But Why Not Use the Oven?

Pizzerias prepare their eponymous pies in ovens that reach extremely high heats, much higher than your home oven can reach. Short of investing in a very large, wood-burning stove, using the grill is your best bet for creating delicious, fresh, high-quality pizza. In addition to producing higher cooking temperatures, charcoal grills provide consistent heat. This helps your pizza cook thoroughly and evenly. Open-top grills, unlike swing-open ovens, also provide you with better access to your food while its in the process of becoming delicious. This is important, because making a charcoal pizza is a hands-on cooking adventure that will probably someday eclipse BASE jumping as the pinnacle of white-knuckle extreme sports (if it hasn’t already).

The Zen of Grilling

Unlike fire-and-forget oven pizzas, grilling pizza is an exercise in precision and timing that nonetheless affords practitioners the flexibility to hone their own techniques and style. This notion will be familiar to anyone with a knowledge of kung fu, skateboarding, or eBay sniping. For everyone else, here’s what you need to know. The first step is cooking the dough on both sides with a little olive oil to help it quickly crisp up. It’s only going to need about a minute per side, so make sure you’re standing by and not rummaging around in the cooler for another beer. Because now you’re ready for cheese.
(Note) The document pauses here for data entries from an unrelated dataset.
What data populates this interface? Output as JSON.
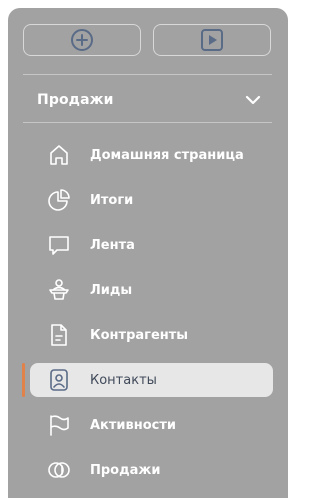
{
  "toolbar": {
    "add_icon": "plus-circle-icon",
    "run_icon": "play-square-icon"
  },
  "section": {
    "title": "Продажи",
    "expanded": true,
    "toggle_icon": "chevron-down-icon"
  },
  "menu": {
    "items": [
      {
        "label": "Домашняя страница",
        "icon": "home-icon",
        "active": false
      },
      {
        "label": "Итоги",
        "icon": "pie-chart-icon",
        "active": false
      },
      {
        "label": "Лента",
        "icon": "chat-icon",
        "active": false
      },
      {
        "label": "Лиды",
        "icon": "lead-person-icon",
        "active": false
      },
      {
        "label": "Контрагенты",
        "icon": "document-icon",
        "active": false
      },
      {
        "label": "Контакты",
        "icon": "contact-card-icon",
        "active": true
      },
      {
        "label": "Активности",
        "icon": "flag-icon",
        "active": false
      },
      {
        "label": "Продажи",
        "icon": "coins-icon",
        "active": false
      }
    ]
  },
  "colors": {
    "panel_bg": "#a2a2a2",
    "active_bg": "#e7e7e7",
    "active_marker": "#e0824a",
    "icon_blue": "#5a6b87"
  }
}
Yes, cheese before sauce. This is mostly because cheese is the superior food, but also because the cheese needs time to get good and melty, and your pizza’s only going to be on the grill for another moment or two. (I told you, this is like a time trial with explosive ammunition—grilled pizza is not for the faint-hearted.) Now comes dollops of sauce, which will rapidly thin and spread out as they heat. Don’t think you’ve got time to sit around and enjoy the spectacle, though, because you’re on to toppings. Go on, throw those bad boys on there—there’s no time to waste. Choose your toppings wisely, though. Anything you use needs to par-cooked, pickled or preserved. (If you try to use any method that doesn’t begin with p, you are properly screwed.) Otherwise, it needs to be edible raw and warmed over. If you leave your pizza on the grill long enough to fully cook raw toppings, you’ve succeeded only in burning the rest of your pizza, which is a crime comparable to ripping the wings off a fairy. Lower the lid and take a break for a minute or two, then slide your masterpiece of the grill and onto the cutting board. Congratulations, you now have pizza in less time than it would have taken to order online. More importantly, you’ve succeeded in a far more impressive demonstration of mental agility and culinary skill. Summer is prime grilling season, and it’s also tomato season; clearly, the universe wants us to make charcoal pizzas. So, come July, when you have a craving for carbs and cheese, don’t turn to delivery and don’t turn on the oven. Do what nature intended and go grill a pizza.